It’s taken us a while to get our hands on the Instinct (huge thanks to Global Fitness and Leisure Pty Ltd, the Aussie distributor), which has meant this big rig has only been on test for a month. And, thanks to Sydney’s wetter-than-usual 2022, a lot of my local trails have been closed, which has limited time on the gold and red machine, albeit enough to garner some initial impressions.
During this first phase of testing, I have kept the RIDE-9 setting in the Neutral position, and it simply works – for me, anyway, after getting used to the steeper seat tube, longer reach and slacker front end (note: we will be changing the RIDE-9 settings over the next few months and report back). That steeper seat tube has been a boon for one pain-in-the-proverbial climb on my local trail and I now rumble up it confidently.
It’s worth noting that, even though Rocky has increased the mid-stroke and bottom-out support on this latest Instinct, its suspension is still very active; there are more efficient climbers in this market segment, but for me, I’d rather have the oodles of traction on offer, and flick the Float X to its ‘firm’ setting. That supple rear end also meshes well with the Fox 36 Performance Elite fork and what’s going on up front. The internet is full of comments noting that for the money, the C70 should come with Fox’s GRIP2 36 fork – and I agree – but this ‘lower spec’ fork still does a commendable job, especially pointed downhill.
Speaking of downhill, for a trail bike with 140mm/150mm of suspension, the Instinct cranks down as if it is a far bigger bike, with that supple suspension keeping you glued to the trail at speed. I should note – and it’s early days – that even though the Instinct likes staying on terra firma, it can provide a playful side; popping off obstacles is easy, and loads of fun.
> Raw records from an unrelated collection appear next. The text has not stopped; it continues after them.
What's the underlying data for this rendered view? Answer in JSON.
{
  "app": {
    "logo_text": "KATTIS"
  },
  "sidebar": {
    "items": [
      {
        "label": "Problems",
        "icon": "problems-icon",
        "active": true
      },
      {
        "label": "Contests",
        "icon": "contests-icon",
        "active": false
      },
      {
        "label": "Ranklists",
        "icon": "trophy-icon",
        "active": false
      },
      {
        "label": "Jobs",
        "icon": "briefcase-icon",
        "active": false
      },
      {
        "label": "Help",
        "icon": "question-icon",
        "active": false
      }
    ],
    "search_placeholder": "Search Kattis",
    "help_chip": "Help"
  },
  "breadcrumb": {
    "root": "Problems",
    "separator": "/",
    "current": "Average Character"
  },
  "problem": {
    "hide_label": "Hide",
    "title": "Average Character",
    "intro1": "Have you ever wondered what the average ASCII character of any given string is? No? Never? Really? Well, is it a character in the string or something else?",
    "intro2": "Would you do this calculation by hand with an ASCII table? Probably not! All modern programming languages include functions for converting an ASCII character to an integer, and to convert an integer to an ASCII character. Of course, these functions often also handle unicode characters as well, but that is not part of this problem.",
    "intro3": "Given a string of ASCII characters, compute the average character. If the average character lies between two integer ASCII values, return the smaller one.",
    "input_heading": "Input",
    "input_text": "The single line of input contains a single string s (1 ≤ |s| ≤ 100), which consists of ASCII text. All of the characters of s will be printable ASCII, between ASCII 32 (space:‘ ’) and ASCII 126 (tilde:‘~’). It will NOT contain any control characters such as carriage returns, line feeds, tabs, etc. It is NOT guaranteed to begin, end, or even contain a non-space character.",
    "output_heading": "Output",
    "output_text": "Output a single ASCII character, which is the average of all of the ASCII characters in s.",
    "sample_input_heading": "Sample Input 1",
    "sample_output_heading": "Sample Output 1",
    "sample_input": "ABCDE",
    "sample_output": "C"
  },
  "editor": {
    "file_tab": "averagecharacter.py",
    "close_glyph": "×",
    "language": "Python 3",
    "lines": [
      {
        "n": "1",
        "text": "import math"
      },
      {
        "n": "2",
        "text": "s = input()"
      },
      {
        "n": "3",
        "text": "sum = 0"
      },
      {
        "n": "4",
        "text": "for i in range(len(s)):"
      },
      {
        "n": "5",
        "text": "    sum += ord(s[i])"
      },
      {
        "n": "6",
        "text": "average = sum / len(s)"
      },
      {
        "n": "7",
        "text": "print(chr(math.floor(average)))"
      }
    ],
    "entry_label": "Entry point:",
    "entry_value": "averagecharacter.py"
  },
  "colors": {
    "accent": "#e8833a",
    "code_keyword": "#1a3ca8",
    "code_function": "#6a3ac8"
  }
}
The not-so final word on the Rocky Mountain Instinct
The Rocky Mountain Instinct looks to fulfil the role of ‘one bike for all’ and seems to do an effective job. If you had to define the bike, it’d still probably be as an ideal fit for the trail/all-mountain segment, which is what most of us ride anyway. However, that added versatility in terms of adjustable geometry – and the ability to fit a larger shock and fork –contribute to the bike’s wide breadth of capability, meaning that occasional XC race and/or enduro ride are more than achievable.
The big issue – and this is by no means exclusive to this bike – is the price. That’s a lot of money for a bike but, as most mountain bikers (and roadies) know, that is where the bike scene has gone, and equivalent boutique/highly regarded brands are similarly priced.
When comparing the Instinct to its competitors, it offers plenty, especially with that aforementioned versatility thanks to the geo adjustability – and as mentioned earlier, this same frame geometry (and RIDE-9 adjustability) is available across all seven models, with three carbon-fibre and three alloy variants available at a notably cheaper price point than this C70.
Look for a long-term review of the C70 in Issue 9 of Aus Geo ADVENTURE, and check here for updates.